The only option I have for shooting is with the NFAS and true medieval bows don't really fit their rules: the bow must have a bolt clip, a working safety and a full trigger guard. You can see how I've dealt with that in the pics.
Prod is a standard fiberglass 150lbs, with 3.25" brace and 9" power stroke. I think that's a bit shorter than these bows are built for but the weight goes off my 100lbs limit bow scale about 3" short of the nut so it can't be far short of the full weight.
Tiller is a piece of american oak finished with Danish oil and wax (needs a bit more work), with a but plate of ipe, a thin layer of lemon wood and some black fibreboard spacers left over from a knife making project. The tickler, trigger guard and stirrup are mild steel given a bit of blue by heating them on the gas stove in the kitchen. I had a real tussle bending and shaping them cold without a proper bench or vice. I quite like the tickler guard - it means you can't bump the tiller by accident when spanning. The nut is delrin with an M8 bolt sear inserted.
The safety is a wedge of ipe which goes between the tiller and tickler. Copied this from from a video on youtube of a German guy who runs a medieval crossbow gallery at historic fayres and uses one of these as an idiot proof safety for the public. The wedge isn't a very pretty solution but it is effective and can easily be removed when not required.
Its taken me about 4 months to do this (a lot of looking round for materials, learning to use new tools and thinking time was needed.

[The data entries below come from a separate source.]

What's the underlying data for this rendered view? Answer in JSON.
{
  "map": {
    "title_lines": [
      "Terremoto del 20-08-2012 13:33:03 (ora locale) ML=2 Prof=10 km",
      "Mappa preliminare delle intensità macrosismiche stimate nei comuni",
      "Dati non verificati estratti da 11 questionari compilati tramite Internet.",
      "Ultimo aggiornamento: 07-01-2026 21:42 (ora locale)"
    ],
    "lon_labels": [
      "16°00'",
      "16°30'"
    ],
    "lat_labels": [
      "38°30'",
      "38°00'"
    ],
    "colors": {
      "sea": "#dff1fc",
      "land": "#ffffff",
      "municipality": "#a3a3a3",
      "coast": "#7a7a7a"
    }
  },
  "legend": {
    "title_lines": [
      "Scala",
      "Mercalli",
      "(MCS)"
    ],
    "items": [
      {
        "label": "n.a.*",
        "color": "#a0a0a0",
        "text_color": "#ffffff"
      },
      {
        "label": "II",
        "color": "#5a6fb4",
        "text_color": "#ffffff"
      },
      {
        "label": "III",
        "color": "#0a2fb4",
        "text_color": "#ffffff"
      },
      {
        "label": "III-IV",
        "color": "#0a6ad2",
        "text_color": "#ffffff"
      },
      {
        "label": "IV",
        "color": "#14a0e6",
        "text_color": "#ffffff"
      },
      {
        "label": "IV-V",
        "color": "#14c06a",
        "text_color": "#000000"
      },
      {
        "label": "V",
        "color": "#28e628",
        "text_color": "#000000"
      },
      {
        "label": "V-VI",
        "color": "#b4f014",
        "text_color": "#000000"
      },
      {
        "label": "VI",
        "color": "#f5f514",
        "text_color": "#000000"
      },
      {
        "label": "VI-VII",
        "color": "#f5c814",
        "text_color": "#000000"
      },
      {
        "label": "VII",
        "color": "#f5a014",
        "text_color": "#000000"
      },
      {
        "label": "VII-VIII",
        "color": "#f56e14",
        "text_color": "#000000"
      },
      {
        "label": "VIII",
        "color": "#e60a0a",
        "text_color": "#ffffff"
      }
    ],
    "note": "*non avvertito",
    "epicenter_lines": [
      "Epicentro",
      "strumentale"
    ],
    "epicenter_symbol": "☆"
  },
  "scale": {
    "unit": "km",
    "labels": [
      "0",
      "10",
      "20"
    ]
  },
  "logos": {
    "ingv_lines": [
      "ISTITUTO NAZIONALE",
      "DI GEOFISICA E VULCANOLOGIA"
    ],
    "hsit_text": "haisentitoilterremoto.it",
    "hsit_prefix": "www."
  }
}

Only had a limited test in the garage so far but looking good.
Advice and feedback welcome